### [What you need to do]
Your answer should consist of each line below that includes the word "screenshot".

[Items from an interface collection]
---

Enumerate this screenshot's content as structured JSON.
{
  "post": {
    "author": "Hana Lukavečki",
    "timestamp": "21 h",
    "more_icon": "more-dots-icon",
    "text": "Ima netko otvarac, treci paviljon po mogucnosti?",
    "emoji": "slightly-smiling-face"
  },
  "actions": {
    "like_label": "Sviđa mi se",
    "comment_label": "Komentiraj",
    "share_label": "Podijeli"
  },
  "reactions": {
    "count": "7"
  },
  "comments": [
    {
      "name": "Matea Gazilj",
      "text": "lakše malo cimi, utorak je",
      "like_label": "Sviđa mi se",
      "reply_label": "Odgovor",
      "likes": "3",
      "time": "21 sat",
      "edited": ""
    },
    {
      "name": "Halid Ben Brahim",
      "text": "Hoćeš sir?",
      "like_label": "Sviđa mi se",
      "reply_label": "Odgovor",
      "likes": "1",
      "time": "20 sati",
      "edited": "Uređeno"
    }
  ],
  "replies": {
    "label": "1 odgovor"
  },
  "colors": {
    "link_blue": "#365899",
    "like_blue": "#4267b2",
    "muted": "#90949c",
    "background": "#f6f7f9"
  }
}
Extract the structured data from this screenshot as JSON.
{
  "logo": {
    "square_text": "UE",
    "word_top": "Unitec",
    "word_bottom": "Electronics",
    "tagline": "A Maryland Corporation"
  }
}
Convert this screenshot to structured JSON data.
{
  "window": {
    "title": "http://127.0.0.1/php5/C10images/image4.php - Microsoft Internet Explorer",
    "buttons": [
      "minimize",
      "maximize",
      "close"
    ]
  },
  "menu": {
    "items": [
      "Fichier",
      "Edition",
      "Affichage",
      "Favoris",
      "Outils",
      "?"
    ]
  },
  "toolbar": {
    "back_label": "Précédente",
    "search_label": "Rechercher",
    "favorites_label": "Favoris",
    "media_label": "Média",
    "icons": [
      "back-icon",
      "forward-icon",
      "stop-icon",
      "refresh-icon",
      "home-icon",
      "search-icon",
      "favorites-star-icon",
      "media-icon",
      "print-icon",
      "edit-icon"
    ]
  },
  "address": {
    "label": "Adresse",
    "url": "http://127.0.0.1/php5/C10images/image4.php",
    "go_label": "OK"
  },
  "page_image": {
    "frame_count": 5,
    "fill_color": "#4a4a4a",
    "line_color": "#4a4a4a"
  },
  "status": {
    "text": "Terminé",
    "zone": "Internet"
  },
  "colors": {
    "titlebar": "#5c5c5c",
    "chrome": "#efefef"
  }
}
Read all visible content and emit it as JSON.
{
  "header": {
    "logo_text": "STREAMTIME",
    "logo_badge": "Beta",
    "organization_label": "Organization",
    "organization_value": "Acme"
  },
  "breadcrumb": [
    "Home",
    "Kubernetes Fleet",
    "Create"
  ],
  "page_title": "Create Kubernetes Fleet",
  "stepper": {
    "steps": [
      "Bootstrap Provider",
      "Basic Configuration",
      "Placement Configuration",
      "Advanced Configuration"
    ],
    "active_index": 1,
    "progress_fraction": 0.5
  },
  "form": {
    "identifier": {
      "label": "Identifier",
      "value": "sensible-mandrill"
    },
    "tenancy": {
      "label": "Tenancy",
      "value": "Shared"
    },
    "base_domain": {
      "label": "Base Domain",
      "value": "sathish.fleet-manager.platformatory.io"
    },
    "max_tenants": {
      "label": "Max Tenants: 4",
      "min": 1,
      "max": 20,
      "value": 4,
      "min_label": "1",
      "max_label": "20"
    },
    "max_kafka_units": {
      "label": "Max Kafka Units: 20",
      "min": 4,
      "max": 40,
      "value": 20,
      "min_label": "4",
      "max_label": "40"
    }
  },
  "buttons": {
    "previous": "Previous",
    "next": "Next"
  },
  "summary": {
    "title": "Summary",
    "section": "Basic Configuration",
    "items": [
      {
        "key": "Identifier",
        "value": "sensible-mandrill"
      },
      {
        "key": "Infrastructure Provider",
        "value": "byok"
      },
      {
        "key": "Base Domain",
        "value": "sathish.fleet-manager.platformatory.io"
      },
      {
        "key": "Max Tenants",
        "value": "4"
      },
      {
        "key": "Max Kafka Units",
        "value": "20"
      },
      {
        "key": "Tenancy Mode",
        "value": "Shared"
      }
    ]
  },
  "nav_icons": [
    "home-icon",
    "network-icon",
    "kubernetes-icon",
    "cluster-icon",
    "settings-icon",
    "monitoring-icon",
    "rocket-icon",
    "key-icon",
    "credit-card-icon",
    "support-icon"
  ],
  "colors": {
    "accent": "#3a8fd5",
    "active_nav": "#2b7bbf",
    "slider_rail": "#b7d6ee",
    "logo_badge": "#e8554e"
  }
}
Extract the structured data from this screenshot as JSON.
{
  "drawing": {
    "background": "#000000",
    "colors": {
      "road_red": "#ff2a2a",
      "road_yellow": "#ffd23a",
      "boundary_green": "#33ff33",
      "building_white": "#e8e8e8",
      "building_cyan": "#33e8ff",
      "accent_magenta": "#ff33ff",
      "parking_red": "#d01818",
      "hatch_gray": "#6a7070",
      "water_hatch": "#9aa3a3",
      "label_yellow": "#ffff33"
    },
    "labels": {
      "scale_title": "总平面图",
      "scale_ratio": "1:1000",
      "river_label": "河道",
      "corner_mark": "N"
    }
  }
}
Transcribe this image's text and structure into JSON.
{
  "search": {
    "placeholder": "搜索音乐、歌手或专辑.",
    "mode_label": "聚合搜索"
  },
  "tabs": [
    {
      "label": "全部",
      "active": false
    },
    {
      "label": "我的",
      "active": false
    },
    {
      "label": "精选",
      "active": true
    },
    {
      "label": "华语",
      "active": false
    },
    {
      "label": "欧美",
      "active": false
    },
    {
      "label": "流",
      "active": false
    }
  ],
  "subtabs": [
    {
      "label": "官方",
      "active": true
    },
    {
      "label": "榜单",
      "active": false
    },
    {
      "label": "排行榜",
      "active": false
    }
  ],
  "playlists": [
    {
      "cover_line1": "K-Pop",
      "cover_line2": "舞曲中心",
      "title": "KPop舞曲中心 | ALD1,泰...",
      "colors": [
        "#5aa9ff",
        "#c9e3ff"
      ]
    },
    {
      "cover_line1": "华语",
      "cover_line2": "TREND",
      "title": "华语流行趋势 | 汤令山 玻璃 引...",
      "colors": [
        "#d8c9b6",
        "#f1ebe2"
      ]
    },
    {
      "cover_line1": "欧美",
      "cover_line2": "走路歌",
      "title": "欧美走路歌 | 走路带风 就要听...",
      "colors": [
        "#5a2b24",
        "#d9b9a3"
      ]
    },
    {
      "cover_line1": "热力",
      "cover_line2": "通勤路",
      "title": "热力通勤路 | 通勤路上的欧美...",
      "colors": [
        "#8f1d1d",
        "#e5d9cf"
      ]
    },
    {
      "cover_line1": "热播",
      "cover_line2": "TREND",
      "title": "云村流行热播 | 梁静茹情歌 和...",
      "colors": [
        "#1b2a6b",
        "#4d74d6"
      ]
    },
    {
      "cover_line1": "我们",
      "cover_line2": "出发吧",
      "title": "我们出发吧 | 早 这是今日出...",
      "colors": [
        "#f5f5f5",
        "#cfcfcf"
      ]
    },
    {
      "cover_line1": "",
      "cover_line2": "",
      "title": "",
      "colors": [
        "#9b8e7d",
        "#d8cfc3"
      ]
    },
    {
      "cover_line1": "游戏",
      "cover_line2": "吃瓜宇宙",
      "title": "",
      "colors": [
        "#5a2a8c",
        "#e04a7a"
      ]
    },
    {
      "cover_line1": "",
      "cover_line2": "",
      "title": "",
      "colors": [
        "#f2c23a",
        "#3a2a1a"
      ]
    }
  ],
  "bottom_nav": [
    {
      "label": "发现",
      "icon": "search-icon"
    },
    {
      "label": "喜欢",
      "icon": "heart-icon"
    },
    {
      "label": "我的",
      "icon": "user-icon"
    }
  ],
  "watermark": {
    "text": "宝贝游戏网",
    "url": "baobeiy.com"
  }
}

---

### [Solution to this problem]
Enumerate this screenshot's content as structured JSON.
Extract the structured data from this screenshot as JSON.
Convert this screenshot to structured JSON data.
Extract the structured data from this screenshot as JSON.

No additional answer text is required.